As a Director of Strategy & Outreach for Shark Savers, I am constantly involved in outreach - giving talks and presentations to school children, organizations and companies about the shark’s plight, attending conferences as a speaker, and also manning a booth at local and national fairs and trade shows. We have been at several fairs recently – many of them Asian in the hopes of getting the word out about Shark Fin Soup.
Though, since I have been in South Africa, I haven’t had much opportunity to give classroom presentations or get out into the community – and most importantly reach its children – in a larger scale effort. So, I was thrilled when Alison asked me to come with her to speak to a classroom of 30 third graders about sharks.
Funny… She wasn’t. I think I found Shark Angel Alison’s kryptonite. Calm, cool, collected, incredibly knowledgeable and completely factual Alison can be flustered by children! And, this Shark Angel can be easily intimidated answering questions about a shark’s biology, behaviors and variances in species in front of a brilliant scientist!
But, the two of us had an absolute blast and quickly got swept up with enthusiasm. We were supposed to speak for ½ an hour, and two hours into it, Alison finally sent up a white flag asking for relief – though she was doing a great job! The kids were captivated and I got to relish in their passion and innocence just a bit longer than I had planned. I just hope one of those kids just might grow up to be a Shark Scientist like Alison. Or a conservationist. Or a science teacher. But I am certain at least a few will grow up with an appreciation and compassion for sharks.

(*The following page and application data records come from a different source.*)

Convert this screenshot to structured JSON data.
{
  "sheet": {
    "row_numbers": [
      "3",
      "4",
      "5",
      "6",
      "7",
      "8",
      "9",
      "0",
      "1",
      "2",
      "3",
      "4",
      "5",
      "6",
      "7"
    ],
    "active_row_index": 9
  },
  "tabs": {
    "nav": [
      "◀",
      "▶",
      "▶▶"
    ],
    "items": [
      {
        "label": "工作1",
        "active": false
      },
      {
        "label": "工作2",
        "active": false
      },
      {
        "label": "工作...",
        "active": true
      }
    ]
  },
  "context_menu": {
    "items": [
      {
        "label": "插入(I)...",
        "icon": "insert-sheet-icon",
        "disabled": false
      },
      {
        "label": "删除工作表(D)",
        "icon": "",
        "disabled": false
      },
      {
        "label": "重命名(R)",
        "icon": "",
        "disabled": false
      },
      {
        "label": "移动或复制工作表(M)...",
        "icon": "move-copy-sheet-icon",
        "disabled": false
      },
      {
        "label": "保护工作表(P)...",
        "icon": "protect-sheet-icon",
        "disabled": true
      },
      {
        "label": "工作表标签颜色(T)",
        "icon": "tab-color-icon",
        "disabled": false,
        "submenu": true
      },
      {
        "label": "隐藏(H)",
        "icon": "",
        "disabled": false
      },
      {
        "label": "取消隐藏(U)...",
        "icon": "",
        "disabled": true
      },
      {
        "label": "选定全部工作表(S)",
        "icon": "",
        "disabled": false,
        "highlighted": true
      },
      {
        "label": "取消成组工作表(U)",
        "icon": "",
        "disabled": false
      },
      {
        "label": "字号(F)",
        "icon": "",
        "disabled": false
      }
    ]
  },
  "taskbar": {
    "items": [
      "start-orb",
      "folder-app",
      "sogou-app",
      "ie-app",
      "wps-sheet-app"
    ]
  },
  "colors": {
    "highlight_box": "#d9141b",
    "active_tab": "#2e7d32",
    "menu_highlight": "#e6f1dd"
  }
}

Wednesday, September 3, 2008
While Alison and I have been busy in South Africa, our third shark angel Kim, Executive Director of Sea Shepherd, is setting the rest of the world on fire - and making sure our message is out there. That sharks - completely misunderstood and mal-aligned creatures - are being chased into extinction, without most of us knowing or caring.
A few months ago, Kim made a heartfelt presentation to over 300 Lush executives regarding the state of our sharks - and rumor has it, some were even left with tears in their eyes. I have seen Kim in action, so I know this can't be far from the case.

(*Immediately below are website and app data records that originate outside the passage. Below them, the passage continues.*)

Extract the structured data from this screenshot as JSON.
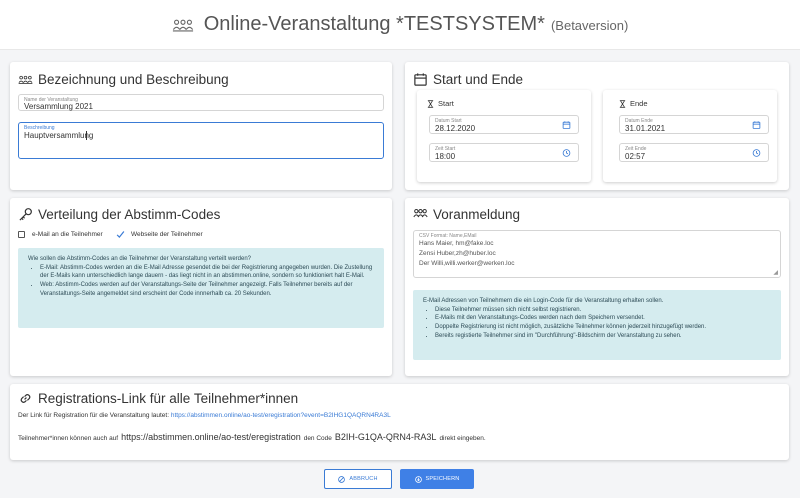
{
  "header": {
    "title": "Online-Veranstaltung *TESTSYSTEM*",
    "beta": "(Betaversion)"
  },
  "bezeichnung": {
    "title": "Bezeichnung und Beschreibung",
    "name_label": "Name der Veranstaltung",
    "name_value": "Versammlung 2021",
    "desc_label": "Beschreibung",
    "desc_value": "Hauptversammlung"
  },
  "start_ende": {
    "title": "Start und Ende",
    "start": {
      "title": "Start",
      "date_label": "Datum Start",
      "date_value": "28.12.2020",
      "time_label": "Zeit Start",
      "time_value": "18:00"
    },
    "ende": {
      "title": "Ende",
      "date_label": "Datum Ende",
      "date_value": "31.01.2021",
      "time_label": "Zeit Ende",
      "time_value": "02:57"
    }
  },
  "verteilung": {
    "title": "Verteilung der Abstimm-Codes",
    "option_email": "e-Mail an die Teilnehmer",
    "option_email_checked": false,
    "option_web": "Webseite der Teilnehmer",
    "option_web_checked": true,
    "info_intro": "Wie sollen die Abstimm-Codes an die Teilnehmer der Veranstaltung verteilt werden?",
    "info_items": [
      "E-Mail: Abstimm-Codes werden an die E-Mail Adresse gesendet die bei der Registrierung angegeben wurden. Die Zustellung der E-Mails kann unterschiedlich lange dauern - das liegt nicht in an abstimmen.online, sondern so funktioniert halt E-Mail.",
      "Web: Abstimm-Codes werden auf der Veranstaltungs-Seite der Teilnehmer angezeigt. Falls Teilnehmer bereits auf der Veranstaltungs-Seite angemeldet sind erscheint der Code innnerhalb ca. 20 Sekunden."
    ]
  },
  "voranmeldung": {
    "title": "Voranmeldung",
    "csv_label": "CSV Format: Name,EMail",
    "csv_lines": [
      "Hans Maier, hm@fake.loc",
      "Zensi Huber,zh@huber.loc",
      "Der Willi,willi.werker@werken.loc"
    ],
    "info_intro": "E-Mail Adressen von Teilnehmern die ein Login-Code für die Veranstaltung erhalten sollen.",
    "info_items": [
      "Diese Teilnehmer müssen sich nicht selbst registrieren.",
      "E-Mails mit den Veranstaltungs-Codes werden nach dem Speichern versendet.",
      "Doppelte Registrierung ist nicht möglich, zusätzliche Teilnehmer können jederzeit hinzugefügt werden.",
      "Bereits registierte Teilnehmer sind im \"Durchführung\"-Bildschirm der Veranstaltung zu sehen."
    ]
  },
  "registration": {
    "title": "Registrations-Link für alle Teilnehmer*innen",
    "link_prefix": "Der Link für Registration für die Veranstaltung lautet:",
    "link_url": "https://abstimmen.online/ao-test/eregistration?event=B2IHG1QAQRN4RA3L",
    "text_before": "Teilnehmer*innen können auch auf",
    "site": "https://abstimmen.online/ao-test/eregistration",
    "text_mid": "den Code",
    "code": "B2IH-G1QA-QRN4-RA3L",
    "text_after": "direkt eingeben."
  },
  "buttons": {
    "cancel": "ABBRUCH",
    "save": "SPEICHERN"
  },
  "colors": {
    "accent": "#3a7bd5",
    "info_bg": "#d5ecef",
    "page_bg": "#f4f5f7"
  }
}
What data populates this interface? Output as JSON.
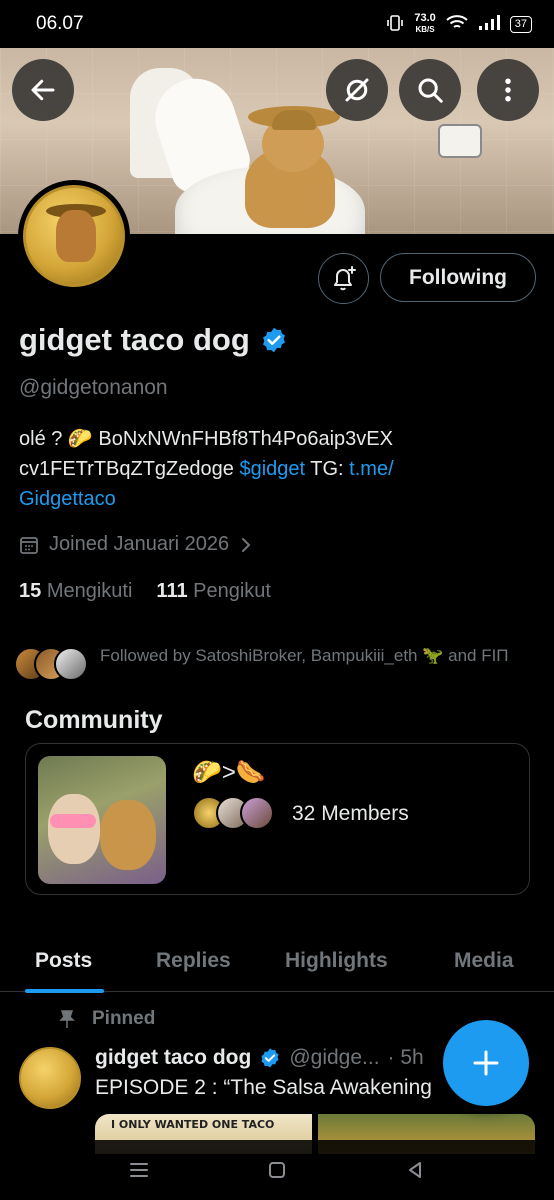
{
  "status_bar": {
    "time": "06.07",
    "net_speed_value": "73.0",
    "net_speed_unit": "KB/S",
    "battery": "37"
  },
  "banner": {
    "back_icon": "arrow-left-icon",
    "icons": [
      "unfollow-slash-icon",
      "search-icon",
      "more-vertical-icon"
    ]
  },
  "profile": {
    "name": "gidget taco dog",
    "handle": "@gidgetonanon",
    "verified": true,
    "bio_line1": "olé ? 🌮 BoNxNWnFHBf8Th4Po6aip3vEX",
    "bio_line2_prefix": "cv1FETrTBqZTgZedoge ",
    "bio_cashtag": "$gidget",
    "bio_tg": " TG: ",
    "bio_link_part1": "t.me/",
    "bio_link_part2": "Gidgettaco",
    "joined": "Joined Januari 2026",
    "following_count": "15",
    "following_label": "Mengikuti",
    "followers_count": "111",
    "followers_label": "Pengikut",
    "followed_by": "Followed by SatoshiBroker, Bampukiii_eth 🦖 and FIΠ"
  },
  "actions": {
    "follow_label": "Following",
    "bell_icon": "bell-plus-icon"
  },
  "community": {
    "title": "Community",
    "emoji_line": "🌮>🌭",
    "members": "32 Members"
  },
  "tabs": [
    "Posts",
    "Replies",
    "Highlights",
    "Media"
  ],
  "active_tab": "Posts",
  "pinned_post": {
    "pinned_label": "Pinned",
    "name": "gidget taco dog",
    "handle": "@gidge...",
    "time": "· 5h",
    "text": "EPISODE 2 : “The Salsa Awakening",
    "media_caption": "I ONLY WANTED ONE TACO"
  },
  "colors": {
    "accent": "#1d9bf0",
    "background": "#000000",
    "secondary_text": "#71767b",
    "primary_text": "#e7e9ea"
  }
}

Now Lush (who was already my favorite manufacturer of all natural - and really hip, fresh, handmade cosmetics) is launching an awareness campaign like no other. They are manufacturing a Shark Fin Soap, which is a blue soap made with seaweed and sea salt with a cardboard shark fin sticking out the top. They are making 11,416 bars of the soap, the number of sharks killed each hour, with all proceeds going to Sea Shepherd.
AND, in each of Lush's 88 UK stores, there is a video display in the windows showing the SHARK ANGELS intermixed with footage of sharks being pulled from the water and having their fins sliced off only to be thrown back into the ocean still alive. Shawn, the director and producer of Shark Angels did an amazing job on the video, which you can see on the Lush site.
As part of the campaign, a former employee and performance artist will suspend herself from shark hooks in one of the stores. Kim promises to send pictures shortly. And, Lush has written to restaurants throughout the UK asking them to remove shark fin from their shelves and two retailers have already bowed to the pressure.This is just the type of publicity we need. Awesome work Kim, Captain Paul and Shawn!!!
Buy your soap today.
Monday, September 1, 2008
Paul just sent me a highlights reel from our trip to Sodwana filming for the Underwater Channel (which coincidentally launched today). It features me basically getting mauled by quite a few different creatures on my search to find a whale shark.... Not only is it quite amusing, it is a proud moment for my parents. Dad, my certifying instructor who taught me to be such a responsible diver, gets to watch me literally run out of air and Mom, my staunch conservationist mother who taught me to respect animals, can be horrified to see me feeding the wild life. (We have HEATED family debates regarding baiting and chumming over dinners, you can be certain.)